Principles for reasoning
Popper’s output was vast and his teachings much more detailed than I can provide, so I’ve added some books for further reading below. However, I can leave you with a few overriding principles to keep in mind as you explore his philosophy further, or if you simply want to abide by the spirit of his overall philosophy:
- Reject your notions of certainty and absolute truth. It is logically impossible to conclusively prove any theory via induction.
- Embrace instead the idea that all knowledge represents the best current explanations, based on available evidence, and that this knowledge is provisional and subject to refutation or refinement.
- Remain skeptical of any idea that is immune from falsification. Prefer ideas that are stated in detail, make specific predictions, and can be subjected to testing and refutation.
- Recognize that all public policies are subject to unintended consequences, and demand that politicians test and refine their own ideas and policies, rather than stubbornly pursue them despite evidence that they aren’t working.
- Understand that all knowledge is the culmination of the continual process of hypothesis generation, testing, and refinement, and that the fate of most ideas is replacement by something better.
And finally, keep in mind Popper’s own definition of a rationalist:
“A rationalist, as I use the word, is a man who attempts to reach decisions by argument and perhaps, in certain cases, by compromise, rather than by violence. He is a man who would rather be unsuccessful in convincing another man by argument than successful in crushing him by force, by intimidation and threats, or even by persuasive propaganda.”
At 132 pages, this is the best short introduction to the philosophy of Karl Popper I’ve come across.
The Beginning of Infinity: Explanations That Transform the World by David Deutsch
A modern continuation of the work of Karl Popper, arguing that “explanations have a fundamental place in the universe—and that improving them is the basic regulating principle of all successful human endeavor.” This book takes the reader through every field of science and through the history of human civilization and political and moral concerns.
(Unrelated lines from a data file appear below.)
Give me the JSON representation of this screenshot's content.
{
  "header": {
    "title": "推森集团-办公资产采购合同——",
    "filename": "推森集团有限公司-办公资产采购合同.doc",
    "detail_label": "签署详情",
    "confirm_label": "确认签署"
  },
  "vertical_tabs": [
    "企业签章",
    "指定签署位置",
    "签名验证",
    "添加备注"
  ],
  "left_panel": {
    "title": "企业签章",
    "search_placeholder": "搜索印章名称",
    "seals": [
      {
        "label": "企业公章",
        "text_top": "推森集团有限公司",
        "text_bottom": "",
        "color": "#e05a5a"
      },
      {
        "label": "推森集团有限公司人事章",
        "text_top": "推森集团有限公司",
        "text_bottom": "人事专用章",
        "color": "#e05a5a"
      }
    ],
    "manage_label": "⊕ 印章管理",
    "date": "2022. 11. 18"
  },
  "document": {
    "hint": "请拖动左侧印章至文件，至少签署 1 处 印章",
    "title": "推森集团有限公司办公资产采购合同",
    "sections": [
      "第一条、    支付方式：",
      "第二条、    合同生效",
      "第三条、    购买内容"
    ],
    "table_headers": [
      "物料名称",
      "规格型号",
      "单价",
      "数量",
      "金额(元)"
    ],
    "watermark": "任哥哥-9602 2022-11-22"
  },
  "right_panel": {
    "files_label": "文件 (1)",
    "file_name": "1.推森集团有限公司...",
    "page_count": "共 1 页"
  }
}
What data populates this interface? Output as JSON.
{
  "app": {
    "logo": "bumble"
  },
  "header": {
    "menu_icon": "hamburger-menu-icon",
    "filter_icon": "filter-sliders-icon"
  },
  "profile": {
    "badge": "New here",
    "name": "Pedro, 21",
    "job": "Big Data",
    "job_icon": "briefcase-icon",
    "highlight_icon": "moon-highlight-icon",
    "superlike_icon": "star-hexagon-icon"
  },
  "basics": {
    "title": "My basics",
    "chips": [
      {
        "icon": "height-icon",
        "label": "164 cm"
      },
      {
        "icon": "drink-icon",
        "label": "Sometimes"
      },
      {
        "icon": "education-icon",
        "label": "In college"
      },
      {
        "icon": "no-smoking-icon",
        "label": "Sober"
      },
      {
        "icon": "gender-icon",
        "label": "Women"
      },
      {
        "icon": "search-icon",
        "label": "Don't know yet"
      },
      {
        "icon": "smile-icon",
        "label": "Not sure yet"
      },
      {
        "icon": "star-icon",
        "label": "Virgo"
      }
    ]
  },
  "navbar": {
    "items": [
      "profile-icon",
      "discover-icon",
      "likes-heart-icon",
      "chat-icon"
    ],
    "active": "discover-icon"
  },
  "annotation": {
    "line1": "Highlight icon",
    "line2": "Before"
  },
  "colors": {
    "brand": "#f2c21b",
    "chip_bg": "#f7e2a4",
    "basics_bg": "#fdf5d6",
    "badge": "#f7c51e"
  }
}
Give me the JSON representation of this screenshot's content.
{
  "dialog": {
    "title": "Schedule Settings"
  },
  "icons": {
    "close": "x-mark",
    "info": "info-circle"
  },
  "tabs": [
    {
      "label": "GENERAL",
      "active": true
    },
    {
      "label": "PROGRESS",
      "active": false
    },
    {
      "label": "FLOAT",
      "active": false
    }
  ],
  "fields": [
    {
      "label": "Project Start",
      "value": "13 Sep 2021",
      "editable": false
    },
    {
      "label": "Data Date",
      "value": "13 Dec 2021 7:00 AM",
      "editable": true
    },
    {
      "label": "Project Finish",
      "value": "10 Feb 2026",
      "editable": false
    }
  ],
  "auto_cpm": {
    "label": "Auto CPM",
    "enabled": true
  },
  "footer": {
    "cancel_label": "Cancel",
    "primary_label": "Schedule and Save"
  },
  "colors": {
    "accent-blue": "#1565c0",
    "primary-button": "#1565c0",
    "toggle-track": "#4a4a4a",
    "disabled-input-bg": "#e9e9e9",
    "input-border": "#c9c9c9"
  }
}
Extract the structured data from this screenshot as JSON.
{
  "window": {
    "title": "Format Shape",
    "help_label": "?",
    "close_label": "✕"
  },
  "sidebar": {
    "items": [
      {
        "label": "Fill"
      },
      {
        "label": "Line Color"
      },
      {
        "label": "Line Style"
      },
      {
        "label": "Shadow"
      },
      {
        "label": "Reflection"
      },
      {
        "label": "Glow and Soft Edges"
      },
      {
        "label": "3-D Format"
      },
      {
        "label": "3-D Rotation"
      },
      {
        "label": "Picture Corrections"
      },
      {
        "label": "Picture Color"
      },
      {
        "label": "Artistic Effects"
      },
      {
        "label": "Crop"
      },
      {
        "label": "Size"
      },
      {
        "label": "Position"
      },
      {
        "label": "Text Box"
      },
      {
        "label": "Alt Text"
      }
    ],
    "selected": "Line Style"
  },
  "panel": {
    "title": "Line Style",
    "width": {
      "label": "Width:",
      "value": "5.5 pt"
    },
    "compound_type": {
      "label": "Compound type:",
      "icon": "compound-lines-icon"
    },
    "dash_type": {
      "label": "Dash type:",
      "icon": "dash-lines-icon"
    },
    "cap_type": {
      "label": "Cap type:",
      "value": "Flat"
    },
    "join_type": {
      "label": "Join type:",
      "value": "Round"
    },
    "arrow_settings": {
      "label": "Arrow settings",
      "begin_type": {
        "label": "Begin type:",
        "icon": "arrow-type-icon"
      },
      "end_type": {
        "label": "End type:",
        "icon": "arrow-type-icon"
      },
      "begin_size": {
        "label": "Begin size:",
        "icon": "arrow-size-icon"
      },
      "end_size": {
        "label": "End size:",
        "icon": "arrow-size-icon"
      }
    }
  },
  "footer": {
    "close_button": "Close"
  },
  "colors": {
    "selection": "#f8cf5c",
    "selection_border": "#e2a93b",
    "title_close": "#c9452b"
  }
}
Thirty selections taken from Popper’s writings that demonstrate the originality and profundity of his ideas, by a leading scholar of Popper’s work.
And here are Karl Popper’s four most important books:
The Logic of Scientific Discovery by Karl Popper
The primary source of Popper’s philosophy of science, including falsificationism and the evolution of knowledge.
The Open Society and Its Enemies by Karl Popper
Popper’s defense of liberal democracy and an attack on the intellectual foundations and origins of totalitarianism.
Explains how our knowledge, aims, and standards grow by perpetual process of trial and error.
The Poverty of Historicism by Karl Popper
A critique of the notion of fixed or deterministic laws guiding history down a predetermined course.